== Segment start ==

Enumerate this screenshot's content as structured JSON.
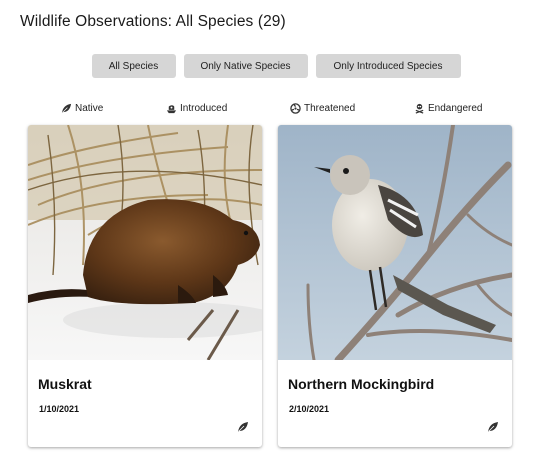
{
  "page": {
    "title": "Wildlife Observations: All Species (29)"
  },
  "filters": {
    "all": "All Species",
    "native": "Only Native Species",
    "introduced": "Only Introduced Species"
  },
  "legend": {
    "native": "Native",
    "introduced": "Introduced",
    "threatened": "Threatened",
    "endangered": "Endangered"
  },
  "cards": [
    {
      "name": "Muskrat",
      "date": "1/10/2021",
      "status_icon": "native-leaf-icon"
    },
    {
      "name": "Northern Mockingbird",
      "date": "2/10/2021",
      "status_icon": "native-leaf-icon"
    }
  ],
  "colors": {
    "button_bg": "#d6d6d6",
    "text": "#111111"
  }
}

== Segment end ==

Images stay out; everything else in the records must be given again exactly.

Response to the task:
Enumerate this screenshot's content as structured JSON.
{
  "page": {
    "title": "Wildlife Observations: All Species (29)"
  },
  "filters": {
    "all": "All Species",
    "native": "Only Native Species",
    "introduced": "Only Introduced Species"
  },
  "legend": {
    "native": "Native",
    "introduced": "Introduced",
    "threatened": "Threatened",
    "endangered": "Endangered"
  },
  "cards": [
    {
      "name": "Muskrat",
      "date": "1/10/2021",
      "status_icon": "native-leaf-icon"
    },
    {
      "name": "Northern Mockingbird",
      "date": "2/10/2021",
      "status_icon": "native-leaf-icon"
    }
  ],
  "colors": {
    "button_bg": "#d6d6d6",
    "text": "#111111"
  }
}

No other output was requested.